Over the course of the past generation, our society has begun to recognize that sexual orientation has nothing to do with a person’s merit as a worker, a parent, or a human being, in general. It is an orientation rather than an aberration, yet our courts do not have the power to create cases or to promulgate laws based on their perception of need for change. Law is developed from the cases or controversies involving real people with existing legal issues.
So it is that as recently as 1985 the Superior Court ruled that a parent’s homosexual relationship reflected a “moral deficiency” that a Court must consider as an adverse factor in a custody case. That case, Constant A. v. Paul C.A., (496 A.2d 1 (Pa. Super. Ct. 1985) stood unchallenged for twenty-five years until a recent decision by the Superior Court. The facts of the case are as follows:
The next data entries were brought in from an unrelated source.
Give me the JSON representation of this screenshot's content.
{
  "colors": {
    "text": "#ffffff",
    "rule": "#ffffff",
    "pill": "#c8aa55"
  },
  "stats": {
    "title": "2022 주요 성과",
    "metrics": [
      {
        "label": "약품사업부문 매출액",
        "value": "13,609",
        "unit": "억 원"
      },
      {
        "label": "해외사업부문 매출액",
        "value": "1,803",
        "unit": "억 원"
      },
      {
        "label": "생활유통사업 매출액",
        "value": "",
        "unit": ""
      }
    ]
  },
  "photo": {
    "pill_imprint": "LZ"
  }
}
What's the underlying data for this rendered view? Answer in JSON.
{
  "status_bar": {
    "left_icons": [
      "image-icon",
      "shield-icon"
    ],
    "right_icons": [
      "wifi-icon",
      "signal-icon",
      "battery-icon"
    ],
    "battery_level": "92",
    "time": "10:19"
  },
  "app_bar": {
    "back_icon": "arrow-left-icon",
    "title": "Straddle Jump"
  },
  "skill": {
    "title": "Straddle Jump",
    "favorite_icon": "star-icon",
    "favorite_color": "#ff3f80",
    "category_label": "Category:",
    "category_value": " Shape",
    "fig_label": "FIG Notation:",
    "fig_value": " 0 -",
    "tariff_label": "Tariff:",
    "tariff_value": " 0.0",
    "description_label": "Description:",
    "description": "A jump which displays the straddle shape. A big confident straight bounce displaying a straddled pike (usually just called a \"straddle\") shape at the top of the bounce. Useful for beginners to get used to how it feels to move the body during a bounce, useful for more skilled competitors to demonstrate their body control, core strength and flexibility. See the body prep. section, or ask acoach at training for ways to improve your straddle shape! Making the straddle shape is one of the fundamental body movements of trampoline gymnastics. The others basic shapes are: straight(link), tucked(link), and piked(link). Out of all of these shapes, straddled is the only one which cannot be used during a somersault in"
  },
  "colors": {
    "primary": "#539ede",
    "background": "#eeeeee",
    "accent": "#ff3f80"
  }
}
In 2006 a mother informed her husband that she was involved in a same sex relationship with another woman. The mother filed for divorce and shared custody in Dauphin County. Her husband replied by filing for primary custody of the child. A judge heard the case and ordered a shared custody arrangement for 18 months after which the child would live primarily in the custody of the father. The mother waited out the 18 month transition period and then filed for modification asking for preservation of the status quo. The mother also presented expert testimony that the shared physical arrangement was working. When the trial court rejected the modification request and relied upon the 1985 Constant A. v. Paul C.A. decision considering a same sex relationship as a “negative”, the Mother appealed.
In deciding this case, known as M.A.T. v. G.S.T, the Superior Court heard this case en banc. Ordinarily appeals are heard by panels of three appellate judges. Only in compelling cases (as decided by the Superior Court) are matters heard by panels of nine judges. The premise is that the Court wants the legal community and the public at large to understand that it is intent upon establishing lasting precedent.
The trial court’s opinion in M.A.T. v. G.S.T., it should be noted, found both parents to be fit and interested. It also noted, however, that the Mother did not overcome the principle that a same sex relationship must be harmful to the best interests of the child.
The Superior Court ruled that this doctrine no longer squared with Supreme Court rulings that each custody cases must be decided upon its facts and that each parent has the same burden of showing what is in a child’s best interest. Language that dismissed same sex relationships as “illicit” was dismissed as antiquated. The Court also recited language from its own 1982 decision in Custody of Temos where the Court noted that prejudice against interracial relationships had no place in a custody determination. There as here, the decision in a custody case must turn upon parenting quality in contrast to public perception of whether a particular environment was normal or accepted.
The decision in MAT v. GST was published on January 21. Any appeal to the Supreme Court must be filed within thirty days.